In light of the above deteriorating condition, it is recommended that the fountain be located finally, in an environment with a suitable “social infrastructure” that reflects the aesthetic appreciation of this unique civic facility.
In this regard, opportunity is taken to congratulate the Hon. Andy Williams and his MIT team on the transformation of the Lagoon Road into a truly “Kirani James Boulevard”.
Although the large trailers and containers are still on site, improvements are taking place and eventually the final transformation will occur.
In this process it is recommended that a suitable location in the boulevard be allocated to the fountain – which in the Willie Redhead Foundation’s view would be “the jewel in crown”, as users of this new “social infrastructure” and green open space would experience the ambience of an enhanced St. George’s.
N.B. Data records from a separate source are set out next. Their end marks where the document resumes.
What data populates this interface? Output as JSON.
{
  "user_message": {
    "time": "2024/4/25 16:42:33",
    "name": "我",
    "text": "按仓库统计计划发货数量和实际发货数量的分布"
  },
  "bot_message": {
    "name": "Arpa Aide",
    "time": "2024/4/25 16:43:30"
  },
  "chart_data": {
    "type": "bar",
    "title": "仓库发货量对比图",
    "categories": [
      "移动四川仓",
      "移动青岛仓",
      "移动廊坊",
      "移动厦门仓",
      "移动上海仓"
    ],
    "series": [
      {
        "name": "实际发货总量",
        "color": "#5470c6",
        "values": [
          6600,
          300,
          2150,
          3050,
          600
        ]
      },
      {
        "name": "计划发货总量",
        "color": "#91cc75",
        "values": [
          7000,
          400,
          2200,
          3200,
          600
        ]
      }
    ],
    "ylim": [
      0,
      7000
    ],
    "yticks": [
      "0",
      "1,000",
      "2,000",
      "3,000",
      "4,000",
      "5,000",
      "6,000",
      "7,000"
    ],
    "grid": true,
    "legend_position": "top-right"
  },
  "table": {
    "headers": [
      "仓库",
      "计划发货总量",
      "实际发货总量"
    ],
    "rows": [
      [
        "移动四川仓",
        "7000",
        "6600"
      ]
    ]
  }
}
If the National Celebration Committee under the Chairmanship of Dr. Wendy Crawford – with the assistance of MIT could make this occur by February 7th 2024 at the celebration of the 50th GOLDEN Anniversary of Independence, it would indeed be a golden anniversary, “as we aspire build and advance as one people”
Norris Mitchell is President Emeritus of the Willie Redhead Foundation